Exercise instructions = Check which lines of the entries that follow hold "cloud", then give the number of those lines and nothing more.

Segment Start: Provided material

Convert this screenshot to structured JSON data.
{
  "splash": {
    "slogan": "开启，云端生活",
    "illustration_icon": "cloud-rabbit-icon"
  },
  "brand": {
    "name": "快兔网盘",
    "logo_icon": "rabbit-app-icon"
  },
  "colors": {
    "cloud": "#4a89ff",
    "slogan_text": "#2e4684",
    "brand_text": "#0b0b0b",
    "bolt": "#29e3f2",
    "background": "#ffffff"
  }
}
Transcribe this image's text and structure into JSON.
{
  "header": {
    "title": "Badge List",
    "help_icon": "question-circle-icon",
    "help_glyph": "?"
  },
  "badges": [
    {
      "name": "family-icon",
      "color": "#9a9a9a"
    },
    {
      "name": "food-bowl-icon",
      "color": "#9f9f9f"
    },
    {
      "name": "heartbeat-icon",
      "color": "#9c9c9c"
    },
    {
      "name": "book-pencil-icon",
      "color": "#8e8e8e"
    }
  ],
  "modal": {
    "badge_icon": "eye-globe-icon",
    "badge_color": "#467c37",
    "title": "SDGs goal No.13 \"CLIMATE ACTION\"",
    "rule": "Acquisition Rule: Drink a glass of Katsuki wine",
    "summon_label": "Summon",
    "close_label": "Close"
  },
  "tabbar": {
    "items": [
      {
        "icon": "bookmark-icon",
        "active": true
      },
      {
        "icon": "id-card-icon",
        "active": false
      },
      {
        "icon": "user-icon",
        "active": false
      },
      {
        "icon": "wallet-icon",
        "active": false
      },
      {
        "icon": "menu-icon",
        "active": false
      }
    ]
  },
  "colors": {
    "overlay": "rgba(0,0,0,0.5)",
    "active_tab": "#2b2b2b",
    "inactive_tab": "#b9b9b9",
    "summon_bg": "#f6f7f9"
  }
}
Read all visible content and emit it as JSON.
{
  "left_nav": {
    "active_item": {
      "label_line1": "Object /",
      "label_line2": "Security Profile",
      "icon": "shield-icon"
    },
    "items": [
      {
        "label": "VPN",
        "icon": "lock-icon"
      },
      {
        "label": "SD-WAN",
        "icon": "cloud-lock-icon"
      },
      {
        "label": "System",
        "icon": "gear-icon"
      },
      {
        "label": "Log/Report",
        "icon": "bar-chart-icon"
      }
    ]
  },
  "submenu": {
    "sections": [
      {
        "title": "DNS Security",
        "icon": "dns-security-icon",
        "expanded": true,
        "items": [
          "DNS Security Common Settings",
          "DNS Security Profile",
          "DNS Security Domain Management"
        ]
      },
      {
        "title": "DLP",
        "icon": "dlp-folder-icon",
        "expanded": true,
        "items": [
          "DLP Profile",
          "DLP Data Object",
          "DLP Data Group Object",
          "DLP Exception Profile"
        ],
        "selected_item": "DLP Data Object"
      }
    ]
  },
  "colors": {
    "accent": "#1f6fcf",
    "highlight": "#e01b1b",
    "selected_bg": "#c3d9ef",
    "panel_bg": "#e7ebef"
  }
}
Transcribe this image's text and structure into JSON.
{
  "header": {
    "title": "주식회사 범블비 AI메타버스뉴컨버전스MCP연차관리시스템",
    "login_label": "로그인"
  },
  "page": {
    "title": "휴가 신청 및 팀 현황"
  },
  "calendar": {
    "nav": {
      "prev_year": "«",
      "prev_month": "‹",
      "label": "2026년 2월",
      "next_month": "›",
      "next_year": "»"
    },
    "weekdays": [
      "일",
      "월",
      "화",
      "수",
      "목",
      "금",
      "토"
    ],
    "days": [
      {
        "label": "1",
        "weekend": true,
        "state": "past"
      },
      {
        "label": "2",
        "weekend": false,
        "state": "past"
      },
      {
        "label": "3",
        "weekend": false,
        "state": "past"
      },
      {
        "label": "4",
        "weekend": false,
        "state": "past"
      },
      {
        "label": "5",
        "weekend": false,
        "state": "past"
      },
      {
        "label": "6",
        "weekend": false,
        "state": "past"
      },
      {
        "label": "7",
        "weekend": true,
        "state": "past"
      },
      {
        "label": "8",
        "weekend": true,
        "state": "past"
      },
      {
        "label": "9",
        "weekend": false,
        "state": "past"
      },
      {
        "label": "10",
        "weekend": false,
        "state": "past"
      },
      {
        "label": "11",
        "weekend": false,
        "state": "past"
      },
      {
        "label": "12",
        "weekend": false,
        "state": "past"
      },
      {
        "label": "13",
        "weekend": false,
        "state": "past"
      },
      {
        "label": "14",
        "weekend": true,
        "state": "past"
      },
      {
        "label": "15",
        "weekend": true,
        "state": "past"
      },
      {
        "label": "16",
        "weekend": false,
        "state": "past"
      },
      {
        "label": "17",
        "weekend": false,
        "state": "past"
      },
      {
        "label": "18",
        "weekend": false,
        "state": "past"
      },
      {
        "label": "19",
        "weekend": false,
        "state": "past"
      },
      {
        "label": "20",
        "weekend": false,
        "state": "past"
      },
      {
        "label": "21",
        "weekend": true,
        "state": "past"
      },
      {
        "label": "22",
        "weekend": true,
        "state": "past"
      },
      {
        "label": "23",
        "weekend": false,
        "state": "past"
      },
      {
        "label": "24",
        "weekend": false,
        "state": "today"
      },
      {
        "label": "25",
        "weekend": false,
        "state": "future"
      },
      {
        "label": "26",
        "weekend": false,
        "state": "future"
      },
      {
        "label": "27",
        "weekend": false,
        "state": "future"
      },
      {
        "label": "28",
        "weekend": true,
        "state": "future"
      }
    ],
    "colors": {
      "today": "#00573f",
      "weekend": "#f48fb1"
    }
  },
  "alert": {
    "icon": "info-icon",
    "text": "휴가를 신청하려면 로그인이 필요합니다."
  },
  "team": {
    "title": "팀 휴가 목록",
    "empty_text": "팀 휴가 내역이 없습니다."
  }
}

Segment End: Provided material

Exercise response = 3